_Aim of the task_.
Find every line in the records below that contains the word "cycle", and copy each such line.
# # #
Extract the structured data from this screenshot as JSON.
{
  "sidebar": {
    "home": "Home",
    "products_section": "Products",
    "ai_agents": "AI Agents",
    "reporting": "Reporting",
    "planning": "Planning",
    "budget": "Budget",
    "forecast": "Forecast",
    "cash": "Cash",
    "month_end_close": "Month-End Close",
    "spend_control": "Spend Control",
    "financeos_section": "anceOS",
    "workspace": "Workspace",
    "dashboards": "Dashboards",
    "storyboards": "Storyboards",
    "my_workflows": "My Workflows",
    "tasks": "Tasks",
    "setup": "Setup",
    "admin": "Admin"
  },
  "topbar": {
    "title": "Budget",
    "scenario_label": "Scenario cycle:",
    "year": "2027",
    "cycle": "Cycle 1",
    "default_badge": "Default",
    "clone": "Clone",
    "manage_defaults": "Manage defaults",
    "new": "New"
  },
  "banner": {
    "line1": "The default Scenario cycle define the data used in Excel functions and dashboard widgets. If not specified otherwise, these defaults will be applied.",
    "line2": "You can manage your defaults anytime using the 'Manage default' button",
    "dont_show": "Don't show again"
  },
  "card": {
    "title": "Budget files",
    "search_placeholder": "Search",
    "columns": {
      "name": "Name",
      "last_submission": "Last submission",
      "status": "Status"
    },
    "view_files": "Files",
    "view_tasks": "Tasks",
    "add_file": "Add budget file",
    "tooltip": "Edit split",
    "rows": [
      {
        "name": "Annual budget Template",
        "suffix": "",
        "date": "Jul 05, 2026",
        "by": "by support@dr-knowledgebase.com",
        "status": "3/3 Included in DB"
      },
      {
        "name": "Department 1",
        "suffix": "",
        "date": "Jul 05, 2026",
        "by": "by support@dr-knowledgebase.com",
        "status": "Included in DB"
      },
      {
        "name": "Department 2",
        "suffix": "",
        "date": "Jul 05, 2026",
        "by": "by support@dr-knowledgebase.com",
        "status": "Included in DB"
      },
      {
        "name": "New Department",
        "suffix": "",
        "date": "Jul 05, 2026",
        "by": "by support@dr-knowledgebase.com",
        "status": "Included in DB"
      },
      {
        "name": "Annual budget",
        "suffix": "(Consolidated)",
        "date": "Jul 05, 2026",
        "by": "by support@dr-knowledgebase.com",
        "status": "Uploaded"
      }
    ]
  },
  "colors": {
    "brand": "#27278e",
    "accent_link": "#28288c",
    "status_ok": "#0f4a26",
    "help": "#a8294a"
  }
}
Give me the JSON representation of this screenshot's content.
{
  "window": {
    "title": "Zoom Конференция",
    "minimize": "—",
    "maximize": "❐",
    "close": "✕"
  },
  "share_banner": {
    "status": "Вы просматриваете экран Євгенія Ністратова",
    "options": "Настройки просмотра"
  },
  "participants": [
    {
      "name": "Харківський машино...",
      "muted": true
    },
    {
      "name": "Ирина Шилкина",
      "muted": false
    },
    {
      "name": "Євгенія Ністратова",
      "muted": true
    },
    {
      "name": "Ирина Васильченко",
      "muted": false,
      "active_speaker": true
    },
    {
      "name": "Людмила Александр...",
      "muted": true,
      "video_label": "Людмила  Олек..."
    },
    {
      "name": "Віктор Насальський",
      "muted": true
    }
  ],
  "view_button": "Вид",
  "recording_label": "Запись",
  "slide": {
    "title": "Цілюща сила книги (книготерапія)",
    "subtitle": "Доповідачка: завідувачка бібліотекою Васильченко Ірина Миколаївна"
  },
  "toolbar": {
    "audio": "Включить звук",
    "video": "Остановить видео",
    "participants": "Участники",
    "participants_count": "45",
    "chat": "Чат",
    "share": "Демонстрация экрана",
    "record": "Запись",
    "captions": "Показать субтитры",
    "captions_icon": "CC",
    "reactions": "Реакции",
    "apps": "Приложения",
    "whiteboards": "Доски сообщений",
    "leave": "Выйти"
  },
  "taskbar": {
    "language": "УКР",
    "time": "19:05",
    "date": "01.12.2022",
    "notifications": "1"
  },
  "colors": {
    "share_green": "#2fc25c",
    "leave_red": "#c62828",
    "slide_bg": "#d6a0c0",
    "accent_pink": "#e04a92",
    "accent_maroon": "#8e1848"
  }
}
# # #
_Task result_.
    "scenario_label": "Scenario cycle:",
    "cycle": "Cycle 1",
    "line1": "The default Scenario cycle define the data used in Excel functions and dashboard widgets. If not specified otherwise, these defaults will be applied.",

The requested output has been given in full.